It’s actually unclear how Botox works, Dr. Rothner says. But, doctors do know it interferes with impulse transmission between nerves and muscles, causing the muscles to relax.
It’s also possible, he says, that the nerves absorb some of the Botox, and it travels backward to the brain and interferes with some pain impulses.
To treat CDH, doctors administer a series of injections into the patient’s head and neck. The doctor tailors the dose to each patient’s needs. The medication usually offers relief within seven to 14 days. Impact on CDH ranges from full relief to no change, he says.
Some children need no further treatment; others require up to three or four follow-up injections, Dr. Rothner says.
The severity of a child’s CDH often directly impacts how effective Botox treatment is. Children with a long history of CDH that affects their social lives and ability to attend school often find less relief from this therapy, he says.
Good news on side effects
The good news with Botox, Dr. Rothner says, is that it produces almost no side effects when used in the proper dosage. Once in awhile, some patients might see some eyelid drooping. Difficulty swallowing and generalized weakness both occur rarely.
Still, doctors, parents and patients should have a thorough conversation about this treatment before moving forward, he says.

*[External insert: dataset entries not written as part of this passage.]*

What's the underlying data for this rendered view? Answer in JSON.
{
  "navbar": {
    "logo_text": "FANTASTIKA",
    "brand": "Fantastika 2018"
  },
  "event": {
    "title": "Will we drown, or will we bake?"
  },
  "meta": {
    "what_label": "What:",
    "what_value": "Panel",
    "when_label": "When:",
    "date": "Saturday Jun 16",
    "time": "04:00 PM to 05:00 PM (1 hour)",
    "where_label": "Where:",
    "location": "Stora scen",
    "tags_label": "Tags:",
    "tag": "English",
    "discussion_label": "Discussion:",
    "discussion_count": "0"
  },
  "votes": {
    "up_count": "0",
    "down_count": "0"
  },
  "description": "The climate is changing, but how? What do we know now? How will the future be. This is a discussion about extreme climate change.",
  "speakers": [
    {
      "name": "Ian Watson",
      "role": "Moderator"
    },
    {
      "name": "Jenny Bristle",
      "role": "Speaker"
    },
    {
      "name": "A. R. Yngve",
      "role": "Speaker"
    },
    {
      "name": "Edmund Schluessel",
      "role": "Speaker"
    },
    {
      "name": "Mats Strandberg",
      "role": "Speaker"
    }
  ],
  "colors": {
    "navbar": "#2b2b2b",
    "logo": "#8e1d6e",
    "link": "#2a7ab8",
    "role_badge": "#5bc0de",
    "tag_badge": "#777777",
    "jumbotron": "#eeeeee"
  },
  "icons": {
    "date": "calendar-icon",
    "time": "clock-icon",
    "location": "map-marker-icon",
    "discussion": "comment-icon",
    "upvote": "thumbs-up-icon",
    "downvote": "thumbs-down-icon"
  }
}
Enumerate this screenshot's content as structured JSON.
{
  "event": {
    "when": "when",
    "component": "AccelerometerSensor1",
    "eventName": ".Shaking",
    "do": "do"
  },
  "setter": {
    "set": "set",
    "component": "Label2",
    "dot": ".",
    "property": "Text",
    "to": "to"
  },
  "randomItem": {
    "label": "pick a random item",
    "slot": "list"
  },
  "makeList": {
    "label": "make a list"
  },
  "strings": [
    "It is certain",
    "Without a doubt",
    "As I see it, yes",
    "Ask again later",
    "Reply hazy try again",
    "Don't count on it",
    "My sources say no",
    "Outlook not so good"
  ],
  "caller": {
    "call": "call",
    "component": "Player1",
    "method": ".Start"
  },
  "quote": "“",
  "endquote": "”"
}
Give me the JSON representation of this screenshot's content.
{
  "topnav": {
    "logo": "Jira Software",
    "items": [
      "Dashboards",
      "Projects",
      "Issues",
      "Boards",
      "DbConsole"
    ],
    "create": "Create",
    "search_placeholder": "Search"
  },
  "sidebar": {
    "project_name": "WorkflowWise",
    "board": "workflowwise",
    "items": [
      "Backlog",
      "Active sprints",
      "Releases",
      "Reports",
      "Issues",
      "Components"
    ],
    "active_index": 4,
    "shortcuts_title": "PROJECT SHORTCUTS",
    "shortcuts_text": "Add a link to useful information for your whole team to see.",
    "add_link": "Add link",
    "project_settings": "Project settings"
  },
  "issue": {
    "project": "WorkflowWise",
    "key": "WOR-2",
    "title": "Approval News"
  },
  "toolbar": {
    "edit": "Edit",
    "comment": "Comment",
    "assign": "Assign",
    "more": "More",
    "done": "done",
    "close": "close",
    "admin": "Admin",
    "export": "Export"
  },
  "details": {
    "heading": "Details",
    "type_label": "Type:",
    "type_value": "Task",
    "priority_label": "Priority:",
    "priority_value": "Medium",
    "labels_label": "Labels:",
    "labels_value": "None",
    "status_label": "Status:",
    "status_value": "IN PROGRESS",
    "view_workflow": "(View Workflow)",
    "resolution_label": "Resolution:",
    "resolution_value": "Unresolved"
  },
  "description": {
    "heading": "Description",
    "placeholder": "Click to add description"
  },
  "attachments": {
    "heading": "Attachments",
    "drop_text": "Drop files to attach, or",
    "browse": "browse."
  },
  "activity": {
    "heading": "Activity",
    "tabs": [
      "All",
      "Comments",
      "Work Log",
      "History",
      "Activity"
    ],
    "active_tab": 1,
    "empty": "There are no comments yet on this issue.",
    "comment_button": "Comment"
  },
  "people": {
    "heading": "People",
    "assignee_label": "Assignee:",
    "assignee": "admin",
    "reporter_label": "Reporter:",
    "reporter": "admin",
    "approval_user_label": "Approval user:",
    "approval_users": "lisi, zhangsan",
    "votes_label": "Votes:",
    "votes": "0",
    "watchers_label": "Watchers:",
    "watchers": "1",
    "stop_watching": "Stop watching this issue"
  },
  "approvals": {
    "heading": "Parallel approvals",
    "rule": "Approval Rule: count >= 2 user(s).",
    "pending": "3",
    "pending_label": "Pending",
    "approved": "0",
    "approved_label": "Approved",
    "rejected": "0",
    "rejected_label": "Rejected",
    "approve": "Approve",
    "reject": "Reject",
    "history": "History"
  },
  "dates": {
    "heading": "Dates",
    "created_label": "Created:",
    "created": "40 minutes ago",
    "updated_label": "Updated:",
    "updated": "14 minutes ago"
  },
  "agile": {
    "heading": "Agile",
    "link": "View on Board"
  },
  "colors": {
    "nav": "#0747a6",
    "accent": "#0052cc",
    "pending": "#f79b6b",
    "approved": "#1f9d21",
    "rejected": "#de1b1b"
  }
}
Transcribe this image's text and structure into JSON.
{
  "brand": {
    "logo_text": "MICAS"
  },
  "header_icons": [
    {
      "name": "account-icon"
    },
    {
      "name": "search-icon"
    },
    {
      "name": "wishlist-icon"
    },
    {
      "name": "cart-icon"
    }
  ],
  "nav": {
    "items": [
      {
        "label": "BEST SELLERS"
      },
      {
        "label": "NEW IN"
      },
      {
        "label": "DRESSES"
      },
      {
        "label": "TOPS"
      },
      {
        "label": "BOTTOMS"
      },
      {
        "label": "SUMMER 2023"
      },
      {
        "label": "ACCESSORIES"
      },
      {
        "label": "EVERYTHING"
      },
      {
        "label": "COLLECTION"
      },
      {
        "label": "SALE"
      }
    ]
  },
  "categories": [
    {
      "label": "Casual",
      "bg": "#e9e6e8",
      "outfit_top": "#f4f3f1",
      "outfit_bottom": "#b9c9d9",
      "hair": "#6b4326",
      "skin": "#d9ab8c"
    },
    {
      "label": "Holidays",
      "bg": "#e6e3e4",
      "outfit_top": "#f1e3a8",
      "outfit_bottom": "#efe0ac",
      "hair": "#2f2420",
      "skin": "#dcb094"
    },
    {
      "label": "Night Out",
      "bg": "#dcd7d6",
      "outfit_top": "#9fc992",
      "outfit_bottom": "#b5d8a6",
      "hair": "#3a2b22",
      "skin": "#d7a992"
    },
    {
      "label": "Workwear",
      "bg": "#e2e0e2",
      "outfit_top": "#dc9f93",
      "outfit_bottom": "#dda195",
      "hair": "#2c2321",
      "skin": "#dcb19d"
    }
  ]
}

“We always exercise more caution and restraint,” Dr. Rothner says. “We go more slowly and less aggressively than you would with adults with chronic daily headache.”
Currently, the FDA only approves the use of Botox to treat CDH in adults, age 18 and over. Use in children or adolescents is considered “off-label,” Dr. Rothner says. This means the drug is being used for a reason your doctor finds medically appropriate, but not specified in the FDA’s approved packaging label or insert.
While prescribing medications off-label is a common practice, it also means insurance companies are less likely to pay for it.
Be sure to talk to your doctor or pediatrician. He or she can help your child or teen find the best ways to address chronic headaches.